Glen Chilton obsesses about the beleaguered Labrador duck while Lil Anderson recalls pond memories in a pair of new books
Pity the Labrador duck. The mussel-eating waterfowl had the bad luck to winter in places such as New York harbor and Chesapeake Bay. It’s been extinct for more than a hundred years.
Glen Chilton is a ornithologist and behavioral ecologist. He studied at the universities of Manitoba and Calgary.
He’s also, he readily admits, something of an obsessive. Volunteering to write an encyclopedia article about the little known Camptorhynchus labradorius, he was compelled to dig up every detail he could find. The result of his obsession is The Curse of the Labrador Duck (Harper Collins).
He wound determined to examine every stuffed labrador duck he could find – something like four-and-a-half dozen. After peeking and poking (his words) Canadian specimens, he traveled from Philadelphia to St. Petersburg, with stops in England, Dublin, Germany, Vienna, Prague and George Sand’s hometown.
Now, Chilton is a very gifted storyteller which makes this book, about an obsessive ornithologist hunting every example he could find of a little-known extinct duck, far more entertaining than it should be. Ridiculously fun.
Along the way, there are bad hotels, mysterious duck eggs, bemused train ticket sellers in Limoges and a fake quacker in Halberstadt. Plus, he’s a offering a $10,000 reward for a stuffed labrador duck he hasn’t seen yet.
. . .
Some books are just charming. Lil Anderson’s Pond Memories: More Tails from a Wildlife Rehabilitator (Turnstone Press) is one.
Anderson, a wildlife technician for Ontario’s Ministry of Natural Resources, operates, with her husband, a Kenora-area rehab centre for wild animals. People call Anderson when they come across a wild animal in some distress, abandoned babies and the like.
That sounds like fun, but try bottle-feeding a baby porcupine or constructing a playpen for a baby moose. Anderson is wary of imprinting on her young charges, keeping in mind the dictum that these animals should return to their natural habitat.
Anderson is a delight. Her subjects are individuals but thankfully she never humanizes them. She writes about learning how to communicate with a diminutive fawn and what to do if a nervous pelican swallows a flashlight. There are sad moments, too, but also some touching reunions.
I’ll always remember the story of the fox kit returning for her favourite stuffed toy.

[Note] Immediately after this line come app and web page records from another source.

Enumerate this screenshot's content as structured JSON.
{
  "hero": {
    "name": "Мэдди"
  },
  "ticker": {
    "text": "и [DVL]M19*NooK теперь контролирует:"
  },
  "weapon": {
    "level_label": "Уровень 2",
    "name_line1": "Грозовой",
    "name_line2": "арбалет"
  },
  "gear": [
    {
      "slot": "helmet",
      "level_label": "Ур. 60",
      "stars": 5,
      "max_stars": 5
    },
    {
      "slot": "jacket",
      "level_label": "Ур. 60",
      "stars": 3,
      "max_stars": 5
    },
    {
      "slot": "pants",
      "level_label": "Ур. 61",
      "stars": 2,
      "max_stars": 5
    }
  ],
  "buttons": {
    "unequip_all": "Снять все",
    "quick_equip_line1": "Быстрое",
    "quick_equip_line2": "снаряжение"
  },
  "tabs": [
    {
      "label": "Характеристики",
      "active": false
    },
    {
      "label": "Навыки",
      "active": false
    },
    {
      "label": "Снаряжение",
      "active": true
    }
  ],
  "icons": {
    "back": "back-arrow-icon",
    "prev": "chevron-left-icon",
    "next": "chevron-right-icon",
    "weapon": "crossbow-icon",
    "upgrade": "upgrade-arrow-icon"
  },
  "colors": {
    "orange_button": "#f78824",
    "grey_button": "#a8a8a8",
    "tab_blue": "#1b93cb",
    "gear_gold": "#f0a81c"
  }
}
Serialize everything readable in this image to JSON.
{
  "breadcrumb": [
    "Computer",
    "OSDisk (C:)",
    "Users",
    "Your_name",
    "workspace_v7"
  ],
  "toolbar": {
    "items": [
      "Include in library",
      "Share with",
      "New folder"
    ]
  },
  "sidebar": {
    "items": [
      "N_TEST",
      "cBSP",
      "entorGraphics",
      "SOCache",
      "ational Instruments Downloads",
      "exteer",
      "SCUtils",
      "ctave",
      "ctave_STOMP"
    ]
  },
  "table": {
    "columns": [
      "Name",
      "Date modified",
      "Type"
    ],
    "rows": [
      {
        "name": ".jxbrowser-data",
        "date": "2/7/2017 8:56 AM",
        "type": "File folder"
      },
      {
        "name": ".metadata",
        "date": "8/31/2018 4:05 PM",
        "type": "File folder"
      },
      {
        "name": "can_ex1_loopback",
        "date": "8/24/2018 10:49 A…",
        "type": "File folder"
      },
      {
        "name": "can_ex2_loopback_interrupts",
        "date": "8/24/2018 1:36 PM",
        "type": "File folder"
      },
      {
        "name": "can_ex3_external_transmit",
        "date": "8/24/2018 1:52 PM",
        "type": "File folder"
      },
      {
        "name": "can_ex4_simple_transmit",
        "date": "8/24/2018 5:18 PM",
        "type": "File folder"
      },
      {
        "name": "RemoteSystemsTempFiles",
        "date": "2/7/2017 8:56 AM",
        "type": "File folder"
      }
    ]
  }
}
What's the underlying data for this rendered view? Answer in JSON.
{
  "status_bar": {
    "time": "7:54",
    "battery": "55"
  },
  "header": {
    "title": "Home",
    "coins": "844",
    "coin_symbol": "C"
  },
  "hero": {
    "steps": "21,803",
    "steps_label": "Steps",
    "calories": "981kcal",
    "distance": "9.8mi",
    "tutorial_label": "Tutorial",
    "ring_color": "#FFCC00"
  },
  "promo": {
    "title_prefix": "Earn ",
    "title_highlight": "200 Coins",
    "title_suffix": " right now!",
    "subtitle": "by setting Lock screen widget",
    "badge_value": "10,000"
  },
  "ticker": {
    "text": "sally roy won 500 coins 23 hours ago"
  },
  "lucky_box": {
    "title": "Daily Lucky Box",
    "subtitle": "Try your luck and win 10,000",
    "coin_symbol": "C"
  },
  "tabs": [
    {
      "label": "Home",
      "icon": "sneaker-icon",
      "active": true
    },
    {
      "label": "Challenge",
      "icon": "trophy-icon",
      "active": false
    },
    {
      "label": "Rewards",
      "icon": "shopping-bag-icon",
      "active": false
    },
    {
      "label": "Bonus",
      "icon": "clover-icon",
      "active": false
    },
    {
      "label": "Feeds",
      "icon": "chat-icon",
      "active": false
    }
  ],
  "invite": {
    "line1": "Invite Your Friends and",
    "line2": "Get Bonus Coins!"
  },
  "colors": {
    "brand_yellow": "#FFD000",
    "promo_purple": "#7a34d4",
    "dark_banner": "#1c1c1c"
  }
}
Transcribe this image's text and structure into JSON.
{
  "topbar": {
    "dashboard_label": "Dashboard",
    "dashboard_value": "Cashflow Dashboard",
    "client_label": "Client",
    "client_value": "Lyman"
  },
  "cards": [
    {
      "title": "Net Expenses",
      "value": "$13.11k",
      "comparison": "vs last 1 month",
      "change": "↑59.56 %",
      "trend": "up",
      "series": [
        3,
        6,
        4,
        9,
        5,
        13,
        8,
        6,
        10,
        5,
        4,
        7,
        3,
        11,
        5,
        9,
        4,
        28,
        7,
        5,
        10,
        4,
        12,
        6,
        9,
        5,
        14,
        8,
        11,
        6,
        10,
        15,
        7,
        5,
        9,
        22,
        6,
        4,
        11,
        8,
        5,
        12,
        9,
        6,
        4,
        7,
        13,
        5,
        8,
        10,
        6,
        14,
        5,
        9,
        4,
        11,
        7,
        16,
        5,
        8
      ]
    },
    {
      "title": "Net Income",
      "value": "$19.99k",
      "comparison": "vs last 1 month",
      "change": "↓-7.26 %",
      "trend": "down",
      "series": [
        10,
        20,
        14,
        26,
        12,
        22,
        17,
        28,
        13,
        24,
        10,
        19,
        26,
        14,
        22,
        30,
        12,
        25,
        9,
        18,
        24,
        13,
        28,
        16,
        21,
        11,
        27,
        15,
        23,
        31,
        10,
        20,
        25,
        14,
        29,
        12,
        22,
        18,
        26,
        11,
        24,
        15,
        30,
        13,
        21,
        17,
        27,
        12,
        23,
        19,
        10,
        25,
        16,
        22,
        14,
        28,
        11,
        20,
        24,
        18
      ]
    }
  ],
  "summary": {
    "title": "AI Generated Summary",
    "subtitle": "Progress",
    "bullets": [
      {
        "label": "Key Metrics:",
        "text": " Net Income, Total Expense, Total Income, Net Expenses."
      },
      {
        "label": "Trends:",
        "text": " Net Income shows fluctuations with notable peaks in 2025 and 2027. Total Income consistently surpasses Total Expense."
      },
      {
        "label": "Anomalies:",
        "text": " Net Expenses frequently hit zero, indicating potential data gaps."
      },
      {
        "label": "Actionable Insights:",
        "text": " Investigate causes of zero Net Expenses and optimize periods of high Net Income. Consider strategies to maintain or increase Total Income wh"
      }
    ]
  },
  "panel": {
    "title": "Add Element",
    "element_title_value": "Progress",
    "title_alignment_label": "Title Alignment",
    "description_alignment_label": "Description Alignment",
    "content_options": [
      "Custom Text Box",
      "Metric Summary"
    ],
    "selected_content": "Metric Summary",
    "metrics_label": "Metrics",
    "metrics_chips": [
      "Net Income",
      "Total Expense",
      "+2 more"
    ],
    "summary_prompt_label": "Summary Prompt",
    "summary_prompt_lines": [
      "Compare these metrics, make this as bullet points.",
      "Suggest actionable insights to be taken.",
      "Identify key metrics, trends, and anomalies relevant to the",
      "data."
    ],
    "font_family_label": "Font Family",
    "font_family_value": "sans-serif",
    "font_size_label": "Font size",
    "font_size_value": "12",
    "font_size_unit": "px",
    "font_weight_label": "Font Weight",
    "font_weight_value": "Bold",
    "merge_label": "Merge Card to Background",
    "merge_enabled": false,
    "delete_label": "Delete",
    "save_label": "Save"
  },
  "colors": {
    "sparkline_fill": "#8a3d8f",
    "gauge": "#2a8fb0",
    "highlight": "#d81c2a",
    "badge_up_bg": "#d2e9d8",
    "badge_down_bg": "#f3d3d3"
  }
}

With photographs and drawings of Brownie the moose, Persephone the fawn, P’Silla the porcupette, and goslings Lucky and Janice as well as, Cameron, a bossy, very big beaver.